Dr. Karen Lisa Greene has passed away at a hospital near her home in Kampala, Uganda, of cerebral malaria. Dr. Greene was a superb, rigorous, and passionate scholar whose impact both as a teacher and critical innovator in child rights has been international. She leaves her daughter Whitney and close friends and family worldwide.
Dr. Greene did her MA in folklore and PhD in medical anthropology at Berkeley. She was learned, with additional training in education, in critical theory, in Khmer language, and in the governance of refugees and rights.
At Berkeley, Greene created memorable spaces for dialogue and debate. Her doctoral research examined how children survive and are cared for by institutions in post-conflict situations. Through long-term fieldwork in Cambodia, she studied the post-genocide emergence of a body of expertise on proper parenting, care and attachment, and child rights, targeting young adults who were raised in the Khmer Rouge years.

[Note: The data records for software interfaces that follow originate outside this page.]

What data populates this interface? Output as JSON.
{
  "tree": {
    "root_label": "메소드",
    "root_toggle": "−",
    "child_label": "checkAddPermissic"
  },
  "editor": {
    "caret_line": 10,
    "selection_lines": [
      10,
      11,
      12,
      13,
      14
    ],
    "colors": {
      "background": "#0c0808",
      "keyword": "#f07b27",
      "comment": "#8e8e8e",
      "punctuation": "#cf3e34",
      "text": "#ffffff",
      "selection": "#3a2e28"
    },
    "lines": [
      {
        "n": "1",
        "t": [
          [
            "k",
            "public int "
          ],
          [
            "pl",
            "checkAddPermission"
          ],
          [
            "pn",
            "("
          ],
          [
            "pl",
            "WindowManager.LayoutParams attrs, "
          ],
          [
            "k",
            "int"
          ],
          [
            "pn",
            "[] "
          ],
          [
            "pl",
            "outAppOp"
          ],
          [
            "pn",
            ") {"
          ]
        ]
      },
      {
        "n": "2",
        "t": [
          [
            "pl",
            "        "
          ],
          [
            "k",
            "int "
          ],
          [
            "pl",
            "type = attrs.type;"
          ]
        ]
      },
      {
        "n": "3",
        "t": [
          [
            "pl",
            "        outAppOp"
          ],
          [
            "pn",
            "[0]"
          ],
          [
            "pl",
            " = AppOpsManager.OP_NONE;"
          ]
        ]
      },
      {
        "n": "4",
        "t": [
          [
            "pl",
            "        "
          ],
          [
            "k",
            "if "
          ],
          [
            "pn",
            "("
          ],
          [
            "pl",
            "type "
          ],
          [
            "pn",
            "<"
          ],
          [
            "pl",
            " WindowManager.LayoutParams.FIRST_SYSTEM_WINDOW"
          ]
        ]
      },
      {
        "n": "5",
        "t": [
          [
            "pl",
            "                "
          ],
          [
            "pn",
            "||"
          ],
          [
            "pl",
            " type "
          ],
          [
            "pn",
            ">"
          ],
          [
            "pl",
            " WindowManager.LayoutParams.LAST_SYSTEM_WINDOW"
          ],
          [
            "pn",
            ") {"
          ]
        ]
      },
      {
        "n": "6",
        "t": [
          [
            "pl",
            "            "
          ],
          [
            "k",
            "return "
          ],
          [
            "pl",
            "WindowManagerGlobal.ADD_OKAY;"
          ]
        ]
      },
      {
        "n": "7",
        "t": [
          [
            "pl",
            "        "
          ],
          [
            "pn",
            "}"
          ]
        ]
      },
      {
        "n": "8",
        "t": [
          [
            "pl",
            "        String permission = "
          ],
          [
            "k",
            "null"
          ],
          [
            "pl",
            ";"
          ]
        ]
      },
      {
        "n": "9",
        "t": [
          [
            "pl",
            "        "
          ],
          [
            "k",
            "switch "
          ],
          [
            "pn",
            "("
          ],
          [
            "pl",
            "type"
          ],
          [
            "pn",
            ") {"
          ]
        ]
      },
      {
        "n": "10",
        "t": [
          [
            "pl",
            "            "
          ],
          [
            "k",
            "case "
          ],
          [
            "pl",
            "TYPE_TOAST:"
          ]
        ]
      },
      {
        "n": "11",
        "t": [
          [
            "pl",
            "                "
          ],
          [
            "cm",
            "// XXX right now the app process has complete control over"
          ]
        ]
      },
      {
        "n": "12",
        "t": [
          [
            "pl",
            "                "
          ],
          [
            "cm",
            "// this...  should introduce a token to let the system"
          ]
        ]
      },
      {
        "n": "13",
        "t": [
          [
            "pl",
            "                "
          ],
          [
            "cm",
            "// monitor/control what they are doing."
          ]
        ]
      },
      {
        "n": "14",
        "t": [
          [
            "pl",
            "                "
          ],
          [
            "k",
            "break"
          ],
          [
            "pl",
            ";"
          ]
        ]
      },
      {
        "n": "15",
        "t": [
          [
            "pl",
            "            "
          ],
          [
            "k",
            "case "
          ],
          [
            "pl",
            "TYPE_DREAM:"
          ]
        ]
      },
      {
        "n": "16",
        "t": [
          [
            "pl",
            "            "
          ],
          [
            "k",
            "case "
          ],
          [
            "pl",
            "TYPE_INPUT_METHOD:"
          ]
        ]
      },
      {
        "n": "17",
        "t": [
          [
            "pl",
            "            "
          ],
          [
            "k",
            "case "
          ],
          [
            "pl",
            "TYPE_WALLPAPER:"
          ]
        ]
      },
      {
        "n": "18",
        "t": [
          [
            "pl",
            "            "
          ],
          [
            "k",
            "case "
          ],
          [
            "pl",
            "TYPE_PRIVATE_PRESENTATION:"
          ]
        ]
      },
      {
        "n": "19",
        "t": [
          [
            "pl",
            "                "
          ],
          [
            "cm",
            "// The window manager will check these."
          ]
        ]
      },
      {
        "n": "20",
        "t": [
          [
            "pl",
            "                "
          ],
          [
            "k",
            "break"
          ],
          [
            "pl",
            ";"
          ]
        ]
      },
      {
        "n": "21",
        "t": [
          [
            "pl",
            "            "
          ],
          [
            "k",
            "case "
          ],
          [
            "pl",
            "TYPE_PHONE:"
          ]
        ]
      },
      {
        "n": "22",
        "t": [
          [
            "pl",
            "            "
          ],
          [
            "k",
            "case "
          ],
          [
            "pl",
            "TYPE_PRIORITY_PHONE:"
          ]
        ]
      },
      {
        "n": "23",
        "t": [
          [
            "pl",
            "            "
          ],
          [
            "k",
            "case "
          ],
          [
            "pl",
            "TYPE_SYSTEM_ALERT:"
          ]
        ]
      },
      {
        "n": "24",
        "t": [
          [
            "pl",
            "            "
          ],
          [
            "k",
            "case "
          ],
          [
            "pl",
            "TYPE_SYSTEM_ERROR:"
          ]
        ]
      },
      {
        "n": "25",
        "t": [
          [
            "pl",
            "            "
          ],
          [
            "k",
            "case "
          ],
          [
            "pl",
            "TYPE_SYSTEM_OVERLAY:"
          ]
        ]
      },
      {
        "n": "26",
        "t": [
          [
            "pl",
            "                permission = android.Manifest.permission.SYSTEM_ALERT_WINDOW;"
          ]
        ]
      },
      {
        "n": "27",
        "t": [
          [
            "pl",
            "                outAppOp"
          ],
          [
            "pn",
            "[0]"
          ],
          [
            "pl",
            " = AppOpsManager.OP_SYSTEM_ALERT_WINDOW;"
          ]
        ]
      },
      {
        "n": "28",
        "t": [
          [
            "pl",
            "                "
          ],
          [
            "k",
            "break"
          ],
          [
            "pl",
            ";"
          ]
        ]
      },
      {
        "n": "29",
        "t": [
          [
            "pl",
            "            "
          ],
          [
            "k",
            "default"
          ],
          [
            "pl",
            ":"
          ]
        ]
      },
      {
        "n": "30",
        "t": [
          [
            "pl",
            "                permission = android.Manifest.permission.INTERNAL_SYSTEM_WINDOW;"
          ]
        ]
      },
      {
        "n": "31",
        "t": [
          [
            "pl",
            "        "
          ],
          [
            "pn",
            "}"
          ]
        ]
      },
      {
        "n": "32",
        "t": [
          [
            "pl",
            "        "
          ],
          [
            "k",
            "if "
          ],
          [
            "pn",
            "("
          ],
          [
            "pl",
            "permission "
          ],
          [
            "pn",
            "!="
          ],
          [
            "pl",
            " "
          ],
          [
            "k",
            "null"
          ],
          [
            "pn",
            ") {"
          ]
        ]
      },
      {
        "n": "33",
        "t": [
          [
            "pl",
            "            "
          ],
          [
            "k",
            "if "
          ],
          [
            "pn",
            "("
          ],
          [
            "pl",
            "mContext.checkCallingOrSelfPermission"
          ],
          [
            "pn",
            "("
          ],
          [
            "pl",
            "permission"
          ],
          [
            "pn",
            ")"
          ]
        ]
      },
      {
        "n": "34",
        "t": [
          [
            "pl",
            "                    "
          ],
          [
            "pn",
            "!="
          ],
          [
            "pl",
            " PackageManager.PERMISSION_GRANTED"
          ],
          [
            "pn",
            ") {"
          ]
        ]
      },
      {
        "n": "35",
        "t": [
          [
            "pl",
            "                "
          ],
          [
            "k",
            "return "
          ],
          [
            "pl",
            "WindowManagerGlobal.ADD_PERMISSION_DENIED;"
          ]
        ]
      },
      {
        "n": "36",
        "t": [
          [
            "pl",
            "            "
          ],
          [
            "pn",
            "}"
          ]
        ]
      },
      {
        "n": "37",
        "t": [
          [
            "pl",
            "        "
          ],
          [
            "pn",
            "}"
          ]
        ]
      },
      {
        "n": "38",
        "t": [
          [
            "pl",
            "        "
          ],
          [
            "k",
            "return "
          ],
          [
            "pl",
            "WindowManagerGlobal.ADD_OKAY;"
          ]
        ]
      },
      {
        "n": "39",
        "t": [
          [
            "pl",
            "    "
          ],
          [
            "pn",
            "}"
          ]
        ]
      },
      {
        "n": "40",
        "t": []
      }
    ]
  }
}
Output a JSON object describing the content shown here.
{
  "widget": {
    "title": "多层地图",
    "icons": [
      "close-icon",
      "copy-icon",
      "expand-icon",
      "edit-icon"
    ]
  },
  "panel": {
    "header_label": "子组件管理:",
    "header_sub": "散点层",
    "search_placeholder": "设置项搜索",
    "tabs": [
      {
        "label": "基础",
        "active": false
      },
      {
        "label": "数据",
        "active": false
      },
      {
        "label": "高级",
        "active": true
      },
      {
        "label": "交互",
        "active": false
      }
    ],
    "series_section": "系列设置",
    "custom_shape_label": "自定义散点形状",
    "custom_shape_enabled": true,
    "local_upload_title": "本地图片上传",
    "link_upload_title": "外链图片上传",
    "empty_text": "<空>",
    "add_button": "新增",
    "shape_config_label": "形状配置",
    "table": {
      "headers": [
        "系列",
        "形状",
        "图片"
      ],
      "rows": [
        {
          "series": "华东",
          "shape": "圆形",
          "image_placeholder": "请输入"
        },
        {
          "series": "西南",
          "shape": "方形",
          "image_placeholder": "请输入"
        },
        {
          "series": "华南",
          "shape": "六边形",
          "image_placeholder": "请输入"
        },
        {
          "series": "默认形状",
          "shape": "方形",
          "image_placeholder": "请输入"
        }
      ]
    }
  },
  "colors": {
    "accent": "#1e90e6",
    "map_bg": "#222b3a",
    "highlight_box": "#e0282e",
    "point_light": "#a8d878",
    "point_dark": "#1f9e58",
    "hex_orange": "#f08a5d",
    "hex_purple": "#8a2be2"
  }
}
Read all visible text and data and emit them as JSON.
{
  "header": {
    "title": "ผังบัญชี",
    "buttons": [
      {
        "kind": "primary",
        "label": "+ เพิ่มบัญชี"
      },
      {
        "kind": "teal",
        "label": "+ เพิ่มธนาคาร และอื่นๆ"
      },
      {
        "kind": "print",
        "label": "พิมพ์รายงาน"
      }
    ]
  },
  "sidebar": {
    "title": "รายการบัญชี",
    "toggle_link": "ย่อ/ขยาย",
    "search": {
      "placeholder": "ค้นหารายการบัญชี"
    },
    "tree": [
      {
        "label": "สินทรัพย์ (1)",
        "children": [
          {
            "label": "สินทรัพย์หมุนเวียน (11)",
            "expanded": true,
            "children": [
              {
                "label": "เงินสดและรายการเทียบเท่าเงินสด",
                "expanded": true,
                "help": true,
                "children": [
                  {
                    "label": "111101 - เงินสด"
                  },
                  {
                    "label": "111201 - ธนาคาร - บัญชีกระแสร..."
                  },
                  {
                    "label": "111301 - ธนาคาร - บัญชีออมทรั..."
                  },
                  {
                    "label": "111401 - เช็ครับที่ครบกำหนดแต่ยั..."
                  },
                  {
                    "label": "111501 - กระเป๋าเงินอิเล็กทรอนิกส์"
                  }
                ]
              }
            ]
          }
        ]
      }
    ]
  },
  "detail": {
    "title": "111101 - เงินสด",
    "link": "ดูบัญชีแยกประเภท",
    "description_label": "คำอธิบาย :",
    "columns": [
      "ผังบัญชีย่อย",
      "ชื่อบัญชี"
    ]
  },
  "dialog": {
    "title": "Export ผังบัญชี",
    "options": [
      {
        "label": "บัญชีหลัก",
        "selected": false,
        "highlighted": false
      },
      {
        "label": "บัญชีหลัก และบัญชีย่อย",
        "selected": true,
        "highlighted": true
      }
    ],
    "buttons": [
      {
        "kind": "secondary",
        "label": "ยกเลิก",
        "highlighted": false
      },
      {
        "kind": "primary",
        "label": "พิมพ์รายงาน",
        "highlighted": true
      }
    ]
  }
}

With her fieldwork focused on poor children and their families, Karen explored the biopolitics of humanitarianism as these were operationalized through non-government organizations. A major finding was that street children sent to beg for cash by their mostly war-traumatized single mothers were viewed by NGOs as orphans. Turned into wards of humanitarian organizations, these kids unwittingly became figures in NGO criticisms of Cambodian parenting. The work revealed deep bias and racism toward war refugee families.
Dr. Greene showed how transnational expectations of good parenting thus depended on consistently racialized presumptions of abandonment, producing a new post-war politics of the child, of transnationally legible familial relations, and of political communities. In many ways, she anticipated later scholarship on humanitarian and rights-based governance and their limits, and did so through a powerful and hard-won analytic apparatus closely engaging the work of the philosopher Jean-Luc Nancy and others.
After receiving her PhD, Dr. Greene returned to work in Cambodia. She adopted an extraordinary girl, Whitney, who herself had survived significant loss, and together they built a worldwide community. Karen and Whitney then moved to Africa. Karen was a Fulbright Scholar at the University of Kinshasa, Congo, in 2016-2017, and then the family settled in Uganda, Karen teaching and Whitney in school. This past month, both Karen and Whitney developed celebral malaria and because of Covid-19 related challenges they had difficulty getting immediate access to hospitalization. Karen passed away on May 23. Whitney has come through this illness, and is staying with the family of a friend. More information on Karen's life and communities and on ways to help support Whitney can be found via her Facebook page.